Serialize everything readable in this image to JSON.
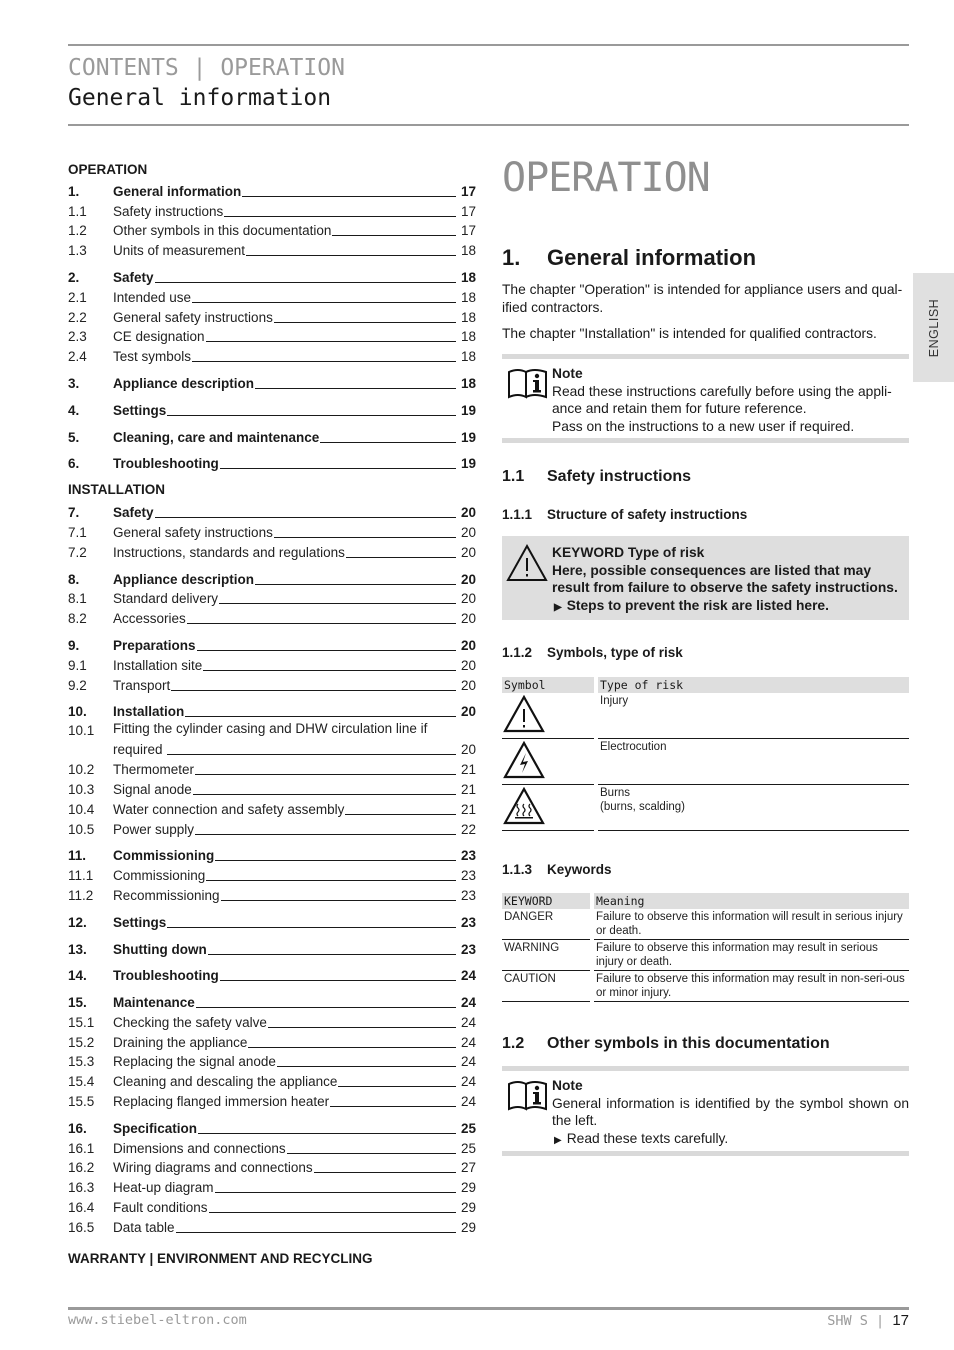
{
  "header": {
    "line1": "CONTENTS | OPERATION",
    "line2": "General information"
  },
  "toc": {
    "operation_label": "OPERATION",
    "installation_label": "INSTALLATION",
    "warranty_label": "WARRANTY | ENVIRONMENT AND RECYCLING",
    "operation": [
      {
        "num": "1.",
        "title": "General information",
        "page": "17",
        "main": true
      },
      {
        "num": "1.1",
        "title": "Safety instructions",
        "page": "17"
      },
      {
        "num": "1.2",
        "title": "Other symbols in this documentation",
        "page": "17"
      },
      {
        "num": "1.3",
        "title": "Units of measurement",
        "page": "18"
      },
      {
        "num": "2.",
        "title": "Safety",
        "page": "18",
        "main": true
      },
      {
        "num": "2.1",
        "title": "Intended use",
        "page": "18"
      },
      {
        "num": "2.2",
        "title": "General safety instructions",
        "page": "18"
      },
      {
        "num": "2.3",
        "title": "CE designation",
        "page": "18"
      },
      {
        "num": "2.4",
        "title": "Test symbols",
        "page": "18"
      },
      {
        "num": "3.",
        "title": "Appliance description",
        "page": "18",
        "main": true
      },
      {
        "num": "4.",
        "title": "Settings",
        "page": "19",
        "main": true
      },
      {
        "num": "5.",
        "title": "Cleaning, care and maintenance",
        "page": "19",
        "main": true
      },
      {
        "num": "6.",
        "title": "Troubleshooting",
        "page": "19",
        "main": true
      }
    ],
    "installation": [
      {
        "num": "7.",
        "title": "Safety",
        "page": "20",
        "main": true
      },
      {
        "num": "7.1",
        "title": "General safety instructions",
        "page": "20"
      },
      {
        "num": "7.2",
        "title": "Instructions, standards and regulations",
        "page": "20"
      },
      {
        "num": "8.",
        "title": "Appliance description",
        "page": "20",
        "main": true
      },
      {
        "num": "8.1",
        "title": "Standard delivery",
        "page": "20"
      },
      {
        "num": "8.2",
        "title": "Accessories",
        "page": "20"
      },
      {
        "num": "9.",
        "title": "Preparations",
        "page": "20",
        "main": true
      },
      {
        "num": "9.1",
        "title": "Installation site",
        "page": "20"
      },
      {
        "num": "9.2",
        "title": "Transport",
        "page": "20"
      },
      {
        "num": "10.",
        "title": "Installation",
        "page": "20",
        "main": true
      },
      {
        "num": "10.1",
        "title": "Fitting the cylinder casing and DHW circulation line if",
        "title2": "required",
        "page": "20"
      },
      {
        "num": "10.2",
        "title": "Thermometer",
        "page": "21"
      },
      {
        "num": "10.3",
        "title": "Signal anode",
        "page": "21"
      },
      {
        "num": "10.4",
        "title": "Water connection and safety assembly",
        "page": "21"
      },
      {
        "num": "10.5",
        "title": "Power supply",
        "page": "22"
      },
      {
        "num": "11.",
        "title": "Commissioning",
        "page": "23",
        "main": true
      },
      {
        "num": "11.1",
        "title": "Commissioning",
        "page": "23"
      },
      {
        "num": "11.2",
        "title": "Recommissioning",
        "page": "23"
      },
      {
        "num": "12.",
        "title": "Settings",
        "page": "23",
        "main": true
      },
      {
        "num": "13.",
        "title": "Shutting down",
        "page": "23",
        "main": true
      },
      {
        "num": "14.",
        "title": "Troubleshooting",
        "page": "24",
        "main": true
      },
      {
        "num": "15.",
        "title": "Maintenance",
        "page": "24",
        "main": true
      },
      {
        "num": "15.1",
        "title": "Checking the safety valve",
        "page": "24"
      },
      {
        "num": "15.2",
        "title": "Draining the appliance",
        "page": "24"
      },
      {
        "num": "15.3",
        "title": "Replacing the signal anode",
        "page": "24"
      },
      {
        "num": "15.4",
        "title": "Cleaning and descaling the appliance",
        "page": "24"
      },
      {
        "num": "15.5",
        "title": "Replacing flanged immersion heater",
        "page": "24"
      },
      {
        "num": "16.",
        "title": "Specification",
        "page": "25",
        "main": true
      },
      {
        "num": "16.1",
        "title": "Dimensions and connections",
        "page": "25"
      },
      {
        "num": "16.2",
        "title": "Wiring diagrams and connections",
        "page": "27"
      },
      {
        "num": "16.3",
        "title": "Heat-up diagram",
        "page": "29"
      },
      {
        "num": "16.4",
        "title": "Fault conditions",
        "page": "29"
      },
      {
        "num": "16.5",
        "title": "Data table",
        "page": "29"
      }
    ]
  },
  "content": {
    "big_title": "OPERATION",
    "section1": {
      "num": "1.",
      "title": "General information"
    },
    "para1": "The chapter \"Operation\" is intended for appliance users and qual-ified contractors.",
    "para2": "The chapter \"Installation\" is intended for qualified contractors.",
    "note1": {
      "label": "Note",
      "lines": [
        "Read these instructions carefully before using the appli-ance and retain them for future reference.",
        "Pass on the instructions to a new user if required."
      ]
    },
    "section1_1": {
      "num": "1.1",
      "title": "Safety instructions"
    },
    "section1_1_1": {
      "num": "1.1.1",
      "title": "Structure of safety instructions"
    },
    "warning_box": {
      "keyword_line": "KEYWORD Type of risk",
      "consequence": "Here, possible consequences are listed that may result from failure to observe the safety instructions.",
      "step": "Steps to prevent the risk are listed here."
    },
    "section1_1_2": {
      "num": "1.1.2",
      "title": "Symbols, type of risk"
    },
    "risk_table": {
      "headers": [
        "Symbol",
        "Type of risk"
      ],
      "rows": [
        {
          "icon": "warning-exclamation-icon",
          "text": "Injury",
          "text2": ""
        },
        {
          "icon": "electrocution-icon",
          "text": "Electrocution",
          "text2": ""
        },
        {
          "icon": "hot-surface-icon",
          "text": "Burns",
          "text2": "(burns, scalding)"
        }
      ]
    },
    "section1_1_3": {
      "num": "1.1.3",
      "title": "Keywords"
    },
    "keyword_table": {
      "headers": [
        "KEYWORD",
        "Meaning"
      ],
      "rows": [
        {
          "keyword": "DANGER",
          "meaning": "Failure to observe this information will result in serious injury or death."
        },
        {
          "keyword": "WARNING",
          "meaning": "Failure to observe this information may result in serious injury or death."
        },
        {
          "keyword": "CAUTION",
          "meaning": "Failure to observe this information may result in non-seri-ous or minor injury."
        }
      ]
    },
    "section1_2": {
      "num": "1.2",
      "title": "Other symbols in this documentation"
    },
    "note2": {
      "label": "Note",
      "line1": "General information is identified by the symbol shown on the left.",
      "step": "Read these texts carefully."
    }
  },
  "side_tab": {
    "label": "ENGLISH"
  },
  "footer": {
    "url": "www.stiebel-eltron.com",
    "product": "SHW S",
    "separator": "|",
    "page": "17"
  }
}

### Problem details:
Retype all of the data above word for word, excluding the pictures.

### Problem solution:
Serialize everything readable in this image to JSON.
{
  "header": {
    "line1": "CONTENTS | OPERATION",
    "line2": "General information"
  },
  "toc": {
    "operation_label": "OPERATION",
    "installation_label": "INSTALLATION",
    "warranty_label": "WARRANTY | ENVIRONMENT AND RECYCLING",
    "operation": [
      {
        "num": "1.",
        "title": "General information",
        "page": "17",
        "main": true
      },
      {
        "num": "1.1",
        "title": "Safety instructions",
        "page": "17"
      },
      {
        "num": "1.2",
        "title": "Other symbols in this documentation",
        "page": "17"
      },
      {
        "num": "1.3",
        "title": "Units of measurement",
        "page": "18"
      },
      {
        "num": "2.",
        "title": "Safety",
        "page": "18",
        "main": true
      },
      {
        "num": "2.1",
        "title": "Intended use",
        "page": "18"
      },
      {
        "num": "2.2",
        "title": "General safety instructions",
        "page": "18"
      },
      {
        "num": "2.3",
        "title": "CE designation",
        "page": "18"
      },
      {
        "num": "2.4",
        "title": "Test symbols",
        "page": "18"
      },
      {
        "num": "3.",
        "title": "Appliance description",
        "page": "18",
        "main": true
      },
      {
        "num": "4.",
        "title": "Settings",
        "page": "19",
        "main": true
      },
      {
        "num": "5.",
        "title": "Cleaning, care and maintenance",
        "page": "19",
        "main": true
      },
      {
        "num": "6.",
        "title": "Troubleshooting",
        "page": "19",
        "main": true
      }
    ],
    "installation": [
      {
        "num": "7.",
        "title": "Safety",
        "page": "20",
        "main": true
      },
      {
        "num": "7.1",
        "title": "General safety instructions",
        "page": "20"
      },
      {
        "num": "7.2",
        "title": "Instructions, standards and regulations",
        "page": "20"
      },
      {
        "num": "8.",
        "title": "Appliance description",
        "page": "20",
        "main": true
      },
      {
        "num": "8.1",
        "title": "Standard delivery",
        "page": "20"
      },
      {
        "num": "8.2",
        "title": "Accessories",
        "page": "20"
      },
      {
        "num": "9.",
        "title": "Preparations",
        "page": "20",
        "main": true
      },
      {
        "num": "9.1",
        "title": "Installation site",
        "page": "20"
      },
      {
        "num": "9.2",
        "title": "Transport",
        "page": "20"
      },
      {
        "num": "10.",
        "title": "Installation",
        "page": "20",
        "main": true
      },
      {
        "num": "10.1",
        "title": "Fitting the cylinder casing and DHW circulation line if",
        "title2": "required",
        "page": "20"
      },
      {
        "num": "10.2",
        "title": "Thermometer",
        "page": "21"
      },
      {
        "num": "10.3",
        "title": "Signal anode",
        "page": "21"
      },
      {
        "num": "10.4",
        "title": "Water connection and safety assembly",
        "page": "21"
      },
      {
        "num": "10.5",
        "title": "Power supply",
        "page": "22"
      },
      {
        "num": "11.",
        "title": "Commissioning",
        "page": "23",
        "main": true
      },
      {
        "num": "11.1",
        "title": "Commissioning",
        "page": "23"
      },
      {
        "num": "11.2",
        "title": "Recommissioning",
        "page": "23"
      },
      {
        "num": "12.",
        "title": "Settings",
        "page": "23",
        "main": true
      },
      {
        "num": "13.",
        "title": "Shutting down",
        "page": "23",
        "main": true
      },
      {
        "num": "14.",
        "title": "Troubleshooting",
        "page": "24",
        "main": true
      },
      {
        "num": "15.",
        "title": "Maintenance",
        "page": "24",
        "main": true
      },
      {
        "num": "15.1",
        "title": "Checking the safety valve",
        "page": "24"
      },
      {
        "num": "15.2",
        "title": "Draining the appliance",
        "page": "24"
      },
      {
        "num": "15.3",
        "title": "Replacing the signal anode",
        "page": "24"
      },
      {
        "num": "15.4",
        "title": "Cleaning and descaling the appliance",
        "page": "24"
      },
      {
        "num": "15.5",
        "title": "Replacing flanged immersion heater",
        "page": "24"
      },
      {
        "num": "16.",
        "title": "Specification",
        "page": "25",
        "main": true
      },
      {
        "num": "16.1",
        "title": "Dimensions and connections",
        "page": "25"
      },
      {
        "num": "16.2",
        "title": "Wiring diagrams and connections",
        "page": "27"
      },
      {
        "num": "16.3",
        "title": "Heat-up diagram",
        "page": "29"
      },
      {
        "num": "16.4",
        "title": "Fault conditions",
        "page": "29"
      },
      {
        "num": "16.5",
        "title": "Data table",
        "page": "29"
      }
    ]
  },
  "content": {
    "big_title": "OPERATION",
    "section1": {
      "num": "1.",
      "title": "General information"
    },
    "para1": "The chapter \"Operation\" is intended for appliance users and qual-ified contractors.",
    "para2": "The chapter \"Installation\" is intended for qualified contractors.",
    "note1": {
      "label": "Note",
      "lines": [
        "Read these instructions carefully before using the appli-ance and retain them for future reference.",
        "Pass on the instructions to a new user if required."
      ]
    },
    "section1_1": {
      "num": "1.1",
      "title": "Safety instructions"
    },
    "section1_1_1": {
      "num": "1.1.1",
      "title": "Structure of safety instructions"
    },
    "warning_box": {
      "keyword_line": "KEYWORD Type of risk",
      "consequence": "Here, possible consequences are listed that may result from failure to observe the safety instructions.",
      "step": "Steps to prevent the risk are listed here."
    },
    "section1_1_2": {
      "num": "1.1.2",
      "title": "Symbols, type of risk"
    },
    "risk_table": {
      "headers": [
        "Symbol",
        "Type of risk"
      ],
      "rows": [
        {
          "icon": "warning-exclamation-icon",
          "text": "Injury",
          "text2": ""
        },
        {
          "icon": "electrocution-icon",
          "text": "Electrocution",
          "text2": ""
        },
        {
          "icon": "hot-surface-icon",
          "text": "Burns",
          "text2": "(burns, scalding)"
        }
      ]
    },
    "section1_1_3": {
      "num": "1.1.3",
      "title": "Keywords"
    },
    "keyword_table": {
      "headers": [
        "KEYWORD",
        "Meaning"
      ],
      "rows": [
        {
          "keyword": "DANGER",
          "meaning": "Failure to observe this information will result in serious injury or death."
        },
        {
          "keyword": "WARNING",
          "meaning": "Failure to observe this information may result in serious injury or death."
        },
        {
          "keyword": "CAUTION",
          "meaning": "Failure to observe this information may result in non-seri-ous or minor injury."
        }
      ]
    },
    "section1_2": {
      "num": "1.2",
      "title": "Other symbols in this documentation"
    },
    "note2": {
      "label": "Note",
      "line1": "General information is identified by the symbol shown on the left.",
      "step": "Read these texts carefully."
    }
  },
  "side_tab": {
    "label": "ENGLISH"
  },
  "footer": {
    "url": "www.stiebel-eltron.com",
    "product": "SHW S",
    "separator": "|",
    "page": "17"
  }
}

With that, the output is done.